Component data from apps and pages:
○ ○ ○ ○ ○ ○ ○

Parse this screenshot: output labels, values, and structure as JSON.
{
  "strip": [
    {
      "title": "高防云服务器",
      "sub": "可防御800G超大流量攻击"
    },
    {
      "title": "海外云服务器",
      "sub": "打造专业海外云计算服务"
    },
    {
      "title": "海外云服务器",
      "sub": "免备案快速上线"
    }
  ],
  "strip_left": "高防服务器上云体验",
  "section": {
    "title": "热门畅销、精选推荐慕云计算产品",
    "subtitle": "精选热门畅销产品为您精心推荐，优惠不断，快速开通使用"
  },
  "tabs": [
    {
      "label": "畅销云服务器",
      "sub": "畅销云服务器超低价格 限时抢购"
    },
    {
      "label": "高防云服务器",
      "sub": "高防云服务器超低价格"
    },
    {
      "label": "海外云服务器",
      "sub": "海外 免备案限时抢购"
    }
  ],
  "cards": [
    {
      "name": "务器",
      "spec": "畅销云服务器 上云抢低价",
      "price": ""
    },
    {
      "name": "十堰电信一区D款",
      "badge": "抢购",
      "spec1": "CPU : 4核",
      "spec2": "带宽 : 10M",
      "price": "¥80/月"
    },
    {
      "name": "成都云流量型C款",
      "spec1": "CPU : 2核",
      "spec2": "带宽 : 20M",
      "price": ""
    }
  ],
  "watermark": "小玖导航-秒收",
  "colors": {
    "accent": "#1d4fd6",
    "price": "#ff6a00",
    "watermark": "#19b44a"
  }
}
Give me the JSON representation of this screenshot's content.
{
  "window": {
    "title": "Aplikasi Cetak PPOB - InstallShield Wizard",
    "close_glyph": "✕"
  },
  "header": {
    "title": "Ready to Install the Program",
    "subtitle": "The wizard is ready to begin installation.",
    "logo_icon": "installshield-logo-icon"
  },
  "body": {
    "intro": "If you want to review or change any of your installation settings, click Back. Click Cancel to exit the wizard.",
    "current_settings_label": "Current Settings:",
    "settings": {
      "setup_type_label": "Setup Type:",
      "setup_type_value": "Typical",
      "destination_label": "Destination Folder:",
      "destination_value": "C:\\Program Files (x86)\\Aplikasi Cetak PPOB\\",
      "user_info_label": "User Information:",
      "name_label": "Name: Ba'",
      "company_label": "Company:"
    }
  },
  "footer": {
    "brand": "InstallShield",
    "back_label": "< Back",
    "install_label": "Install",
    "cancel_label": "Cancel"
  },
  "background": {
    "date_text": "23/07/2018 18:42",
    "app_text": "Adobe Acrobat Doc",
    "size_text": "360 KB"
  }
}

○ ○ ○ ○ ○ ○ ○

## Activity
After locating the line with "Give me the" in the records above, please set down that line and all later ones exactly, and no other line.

## Answer below
Give me the JSON representation of this screenshot's content.
{
  "window": {
    "title": "Aplikasi Cetak PPOB - InstallShield Wizard",
    "close_glyph": "✕"
  },
  "header": {
    "title": "Ready to Install the Program",
    "subtitle": "The wizard is ready to begin installation.",
    "logo_icon": "installshield-logo-icon"
  },
  "body": {
    "intro": "If you want to review or change any of your installation settings, click Back. Click Cancel to exit the wizard.",
    "current_settings_label": "Current Settings:",
    "settings": {
      "setup_type_label": "Setup Type:",
      "setup_type_value": "Typical",
      "destination_label": "Destination Folder:",
      "destination_value": "C:\\Program Files (x86)\\Aplikasi Cetak PPOB\\",
      "user_info_label": "User Information:",
      "name_label": "Name: Ba'",
      "company_label": "Company:"
    }
  },
  "footer": {
    "brand": "InstallShield",
    "back_label": "< Back",
    "install_label": "Install",
    "cancel_label": "Cancel"
  },
  "background": {
    "date_text": "23/07/2018 18:42",
    "app_text": "Adobe Acrobat Doc",
    "size_text": "360 KB"
  }
}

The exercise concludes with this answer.